The proposed rule, which is entering a period of public comment for 60 days, would roll back Obama-era restrictions on companies selling limited-duration insurance plans, allowing them to offer coverage plans for up to 364 days. Such plans, which often do not cover broadly defined pre-existing conditions, maternity care, prescription drugs, or treatment for mental health issues, have been referred to as “junk insurance” and compared to predatory payday loans, offering contracts with little regulatory oversight that offer low premiums in exchange for astronomical surprise bills in the case of, say, an actual health issue.
Short-term policies are also permitted to turn down patients or charge them higher premiums based on their gender, age, and other factors, as well as refuse to cover preventive care, according to the Kaiser Foundation.
Under the Obama rules, insurance companies could only offer such plans as stop-gap measures, for a period of up to 90 days—a move intended to discourage consumers from using the cheaper (but far less regulated) plans instead of signing up for Affordable Care Act plans.
But this is the insurance business, so providers have already begun the process of exploiting loopholes to profit from the anguish of being uninsured in America. In anticipation of the Trump administration’s bid today to weaken the Obamacare market, major insurance providers like Golden Rule and National General have already begun opportunistically selling back-to-back 90-day short-term insurance plans.
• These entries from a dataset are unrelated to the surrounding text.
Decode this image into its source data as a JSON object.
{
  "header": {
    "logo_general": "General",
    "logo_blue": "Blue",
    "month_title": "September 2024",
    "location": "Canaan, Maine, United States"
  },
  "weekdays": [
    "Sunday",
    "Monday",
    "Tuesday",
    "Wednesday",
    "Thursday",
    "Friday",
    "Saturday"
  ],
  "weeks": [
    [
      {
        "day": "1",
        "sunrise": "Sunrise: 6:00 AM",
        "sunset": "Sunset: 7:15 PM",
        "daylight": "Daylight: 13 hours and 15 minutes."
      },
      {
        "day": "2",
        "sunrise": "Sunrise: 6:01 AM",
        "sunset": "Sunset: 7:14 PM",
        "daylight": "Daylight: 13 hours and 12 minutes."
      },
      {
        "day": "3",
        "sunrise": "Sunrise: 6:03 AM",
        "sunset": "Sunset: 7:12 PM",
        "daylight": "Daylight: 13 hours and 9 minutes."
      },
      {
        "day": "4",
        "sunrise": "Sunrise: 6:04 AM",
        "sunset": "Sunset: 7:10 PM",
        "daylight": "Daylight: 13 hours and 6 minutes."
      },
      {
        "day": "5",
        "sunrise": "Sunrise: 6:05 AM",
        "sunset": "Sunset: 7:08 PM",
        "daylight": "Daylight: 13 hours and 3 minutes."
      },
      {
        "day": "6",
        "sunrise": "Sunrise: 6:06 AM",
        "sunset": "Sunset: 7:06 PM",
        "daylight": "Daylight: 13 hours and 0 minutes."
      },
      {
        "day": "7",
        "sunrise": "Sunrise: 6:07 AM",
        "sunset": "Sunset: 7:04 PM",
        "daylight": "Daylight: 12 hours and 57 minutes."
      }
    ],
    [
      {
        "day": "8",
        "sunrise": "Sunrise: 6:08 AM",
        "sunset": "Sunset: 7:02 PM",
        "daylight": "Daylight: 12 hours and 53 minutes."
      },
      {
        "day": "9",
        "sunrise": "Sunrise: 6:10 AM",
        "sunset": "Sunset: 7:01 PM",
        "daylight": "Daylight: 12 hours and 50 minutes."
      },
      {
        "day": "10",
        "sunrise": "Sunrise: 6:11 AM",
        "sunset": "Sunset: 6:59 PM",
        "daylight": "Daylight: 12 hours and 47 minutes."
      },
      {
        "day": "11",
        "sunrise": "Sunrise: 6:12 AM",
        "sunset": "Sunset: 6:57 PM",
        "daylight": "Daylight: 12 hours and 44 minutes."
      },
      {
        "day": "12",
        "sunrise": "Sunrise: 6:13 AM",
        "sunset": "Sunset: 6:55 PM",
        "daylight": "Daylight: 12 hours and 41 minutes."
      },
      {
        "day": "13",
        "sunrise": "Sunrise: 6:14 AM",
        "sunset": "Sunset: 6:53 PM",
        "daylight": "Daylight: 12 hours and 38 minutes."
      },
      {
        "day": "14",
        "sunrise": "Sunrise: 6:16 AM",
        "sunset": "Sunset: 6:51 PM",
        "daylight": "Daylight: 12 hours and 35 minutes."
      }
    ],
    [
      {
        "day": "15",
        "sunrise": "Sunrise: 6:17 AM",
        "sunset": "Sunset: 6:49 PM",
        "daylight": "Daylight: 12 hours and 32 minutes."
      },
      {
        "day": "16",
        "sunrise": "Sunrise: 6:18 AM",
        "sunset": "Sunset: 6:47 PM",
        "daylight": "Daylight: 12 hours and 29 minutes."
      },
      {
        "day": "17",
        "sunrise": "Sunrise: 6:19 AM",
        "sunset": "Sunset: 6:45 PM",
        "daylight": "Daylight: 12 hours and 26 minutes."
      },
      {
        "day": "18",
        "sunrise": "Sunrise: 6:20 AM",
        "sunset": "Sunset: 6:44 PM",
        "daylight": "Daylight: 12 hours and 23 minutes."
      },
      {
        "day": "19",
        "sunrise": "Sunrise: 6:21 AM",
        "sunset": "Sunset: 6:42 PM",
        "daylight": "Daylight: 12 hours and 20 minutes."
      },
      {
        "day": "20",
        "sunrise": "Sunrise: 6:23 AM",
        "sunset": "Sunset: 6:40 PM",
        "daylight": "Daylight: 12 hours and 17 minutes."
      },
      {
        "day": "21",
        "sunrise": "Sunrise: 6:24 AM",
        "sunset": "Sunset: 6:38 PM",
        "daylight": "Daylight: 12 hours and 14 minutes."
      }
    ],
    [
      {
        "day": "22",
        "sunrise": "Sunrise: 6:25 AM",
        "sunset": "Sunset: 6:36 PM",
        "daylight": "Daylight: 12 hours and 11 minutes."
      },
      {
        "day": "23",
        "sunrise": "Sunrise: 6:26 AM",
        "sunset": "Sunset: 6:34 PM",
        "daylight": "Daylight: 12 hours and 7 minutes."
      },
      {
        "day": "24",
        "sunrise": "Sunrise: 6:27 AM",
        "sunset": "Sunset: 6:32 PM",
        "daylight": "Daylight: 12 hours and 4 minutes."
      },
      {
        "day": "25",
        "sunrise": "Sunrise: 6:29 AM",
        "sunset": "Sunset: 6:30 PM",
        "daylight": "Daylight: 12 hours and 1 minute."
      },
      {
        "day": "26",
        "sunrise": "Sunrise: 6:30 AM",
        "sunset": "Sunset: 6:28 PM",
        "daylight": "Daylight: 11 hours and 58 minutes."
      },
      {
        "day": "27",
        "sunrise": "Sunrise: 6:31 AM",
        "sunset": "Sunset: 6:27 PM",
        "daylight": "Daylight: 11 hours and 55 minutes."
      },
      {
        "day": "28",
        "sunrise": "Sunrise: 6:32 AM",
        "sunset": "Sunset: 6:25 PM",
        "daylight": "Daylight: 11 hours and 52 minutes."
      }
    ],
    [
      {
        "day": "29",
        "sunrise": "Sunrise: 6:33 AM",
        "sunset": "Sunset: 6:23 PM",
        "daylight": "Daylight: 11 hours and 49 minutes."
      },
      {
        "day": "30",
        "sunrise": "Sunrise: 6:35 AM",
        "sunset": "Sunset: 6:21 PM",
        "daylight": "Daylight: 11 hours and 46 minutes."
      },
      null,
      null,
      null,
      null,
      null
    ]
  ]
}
These are plans that can arbitrarily stick patients with medical bills for any condition they develop after they enroll, and which can carry hidden risks and high out-of-pocket costs in the fine print.
In defending today’s proposal, Heath and Human Services secretary Alex Azar referred to the “forgotten men and women” who remain uninsured today, and promised the expansion of the short-term insurance market would “deliver affordable options” to the 28 million uninsured people in America.
Perhaps Azar should have spoken to some other forgotten men and women—like Ruth Dunlap, who worried her (very common) gall bladder removal might be considered a preexisting condition and cost her thousands of dollars out-of-pocket, or anyone who purchased short-term insurance when they were ostensibly healthy and then became suddenly very sick.